• _What you are asked to do_:
Present the following entries again, word for word and in full.

Website and app data records
----------------------------------------

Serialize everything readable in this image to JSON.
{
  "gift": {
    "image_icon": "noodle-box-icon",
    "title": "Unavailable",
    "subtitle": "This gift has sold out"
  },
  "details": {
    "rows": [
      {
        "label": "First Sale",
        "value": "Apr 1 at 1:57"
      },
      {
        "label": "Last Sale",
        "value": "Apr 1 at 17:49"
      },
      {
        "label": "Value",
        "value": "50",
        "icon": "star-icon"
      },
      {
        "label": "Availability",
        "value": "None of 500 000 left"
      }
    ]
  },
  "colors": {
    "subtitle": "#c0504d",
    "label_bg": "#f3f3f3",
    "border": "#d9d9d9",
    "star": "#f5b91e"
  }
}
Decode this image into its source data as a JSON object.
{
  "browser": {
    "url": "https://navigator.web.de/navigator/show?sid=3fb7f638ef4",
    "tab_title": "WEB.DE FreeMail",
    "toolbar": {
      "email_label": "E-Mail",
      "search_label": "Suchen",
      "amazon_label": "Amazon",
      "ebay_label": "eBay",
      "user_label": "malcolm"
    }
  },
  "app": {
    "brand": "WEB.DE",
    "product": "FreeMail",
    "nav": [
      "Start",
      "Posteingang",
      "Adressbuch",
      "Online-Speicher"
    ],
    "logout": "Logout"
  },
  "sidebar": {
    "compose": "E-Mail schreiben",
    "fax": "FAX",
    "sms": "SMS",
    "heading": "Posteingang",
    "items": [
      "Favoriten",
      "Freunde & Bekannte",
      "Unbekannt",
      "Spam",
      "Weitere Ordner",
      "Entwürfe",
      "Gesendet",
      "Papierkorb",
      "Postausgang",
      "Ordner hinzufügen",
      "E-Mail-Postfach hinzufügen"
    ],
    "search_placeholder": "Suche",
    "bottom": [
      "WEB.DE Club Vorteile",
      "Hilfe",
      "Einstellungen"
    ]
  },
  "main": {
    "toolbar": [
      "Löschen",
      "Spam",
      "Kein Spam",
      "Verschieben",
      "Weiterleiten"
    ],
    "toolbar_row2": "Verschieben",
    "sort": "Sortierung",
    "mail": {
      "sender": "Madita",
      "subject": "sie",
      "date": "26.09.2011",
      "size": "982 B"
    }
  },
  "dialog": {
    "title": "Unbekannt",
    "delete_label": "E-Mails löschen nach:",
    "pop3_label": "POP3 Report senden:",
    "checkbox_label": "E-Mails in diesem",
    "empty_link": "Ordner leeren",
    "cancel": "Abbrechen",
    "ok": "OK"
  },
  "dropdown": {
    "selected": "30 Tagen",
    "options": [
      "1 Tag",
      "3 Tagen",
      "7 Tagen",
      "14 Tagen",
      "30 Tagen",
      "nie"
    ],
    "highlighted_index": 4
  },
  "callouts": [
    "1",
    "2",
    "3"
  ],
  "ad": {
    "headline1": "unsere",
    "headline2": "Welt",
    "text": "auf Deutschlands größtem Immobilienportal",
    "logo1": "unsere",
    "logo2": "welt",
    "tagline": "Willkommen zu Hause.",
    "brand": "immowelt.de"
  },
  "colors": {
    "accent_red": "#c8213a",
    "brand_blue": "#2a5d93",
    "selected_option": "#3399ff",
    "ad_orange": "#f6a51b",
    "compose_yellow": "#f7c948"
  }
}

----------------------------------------

• _Exercise result_:
Serialize everything readable in this image to JSON.
{
  "gift": {
    "image_icon": "noodle-box-icon",
    "title": "Unavailable",
    "subtitle": "This gift has sold out"
  },
  "details": {
    "rows": [
      {
        "label": "First Sale",
        "value": "Apr 1 at 1:57"
      },
      {
        "label": "Last Sale",
        "value": "Apr 1 at 17:49"
      },
      {
        "label": "Value",
        "value": "50",
        "icon": "star-icon"
      },
      {
        "label": "Availability",
        "value": "None of 500 000 left"
      }
    ]
  },
  "colors": {
    "subtitle": "#c0504d",
    "label_bg": "#f3f3f3",
    "border": "#d9d9d9",
    "star": "#f5b91e"
  }
}
Decode this image into its source data as a JSON object.
{
  "browser": {
    "url": "https://navigator.web.de/navigator/show?sid=3fb7f638ef4",
    "tab_title": "WEB.DE FreeMail",
    "toolbar": {
      "email_label": "E-Mail",
      "search_label": "Suchen",
      "amazon_label": "Amazon",
      "ebay_label": "eBay",
      "user_label": "malcolm"
    }
  },
  "app": {
    "brand": "WEB.DE",
    "product": "FreeMail",
    "nav": [
      "Start",
      "Posteingang",
      "Adressbuch",
      "Online-Speicher"
    ],
    "logout": "Logout"
  },
  "sidebar": {
    "compose": "E-Mail schreiben",
    "fax": "FAX",
    "sms": "SMS",
    "heading": "Posteingang",
    "items": [
      "Favoriten",
      "Freunde & Bekannte",
      "Unbekannt",
      "Spam",
      "Weitere Ordner",
      "Entwürfe",
      "Gesendet",
      "Papierkorb",
      "Postausgang",
      "Ordner hinzufügen",
      "E-Mail-Postfach hinzufügen"
    ],
    "search_placeholder": "Suche",
    "bottom": [
      "WEB.DE Club Vorteile",
      "Hilfe",
      "Einstellungen"
    ]
  },
  "main": {
    "toolbar": [
      "Löschen",
      "Spam",
      "Kein Spam",
      "Verschieben",
      "Weiterleiten"
    ],
    "toolbar_row2": "Verschieben",
    "sort": "Sortierung",
    "mail": {
      "sender": "Madita",
      "subject": "sie",
      "date": "26.09.2011",
      "size": "982 B"
    }
  },
  "dialog": {
    "title": "Unbekannt",
    "delete_label": "E-Mails löschen nach:",
    "pop3_label": "POP3 Report senden:",
    "checkbox_label": "E-Mails in diesem",
    "empty_link": "Ordner leeren",
    "cancel": "Abbrechen",
    "ok": "OK"
  },
  "dropdown": {
    "selected": "30 Tagen",
    "options": [
      "1 Tag",
      "3 Tagen",
      "7 Tagen",
      "14 Tagen",
      "30 Tagen",
      "nie"
    ],
    "highlighted_index": 4
  },
  "callouts": [
    "1",
    "2",
    "3"
  ],
  "ad": {
    "headline1": "unsere",
    "headline2": "Welt",
    "text": "auf Deutschlands größtem Immobilienportal",
    "logo1": "unsere",
    "logo2": "welt",
    "tagline": "Willkommen zu Hause.",
    "brand": "immowelt.de"
  },
  "colors": {
    "accent_red": "#c8213a",
    "brand_blue": "#2a5d93",
    "selected_option": "#3399ff",
    "ad_orange": "#f6a51b",
    "compose_yellow": "#f7c948"
  }
}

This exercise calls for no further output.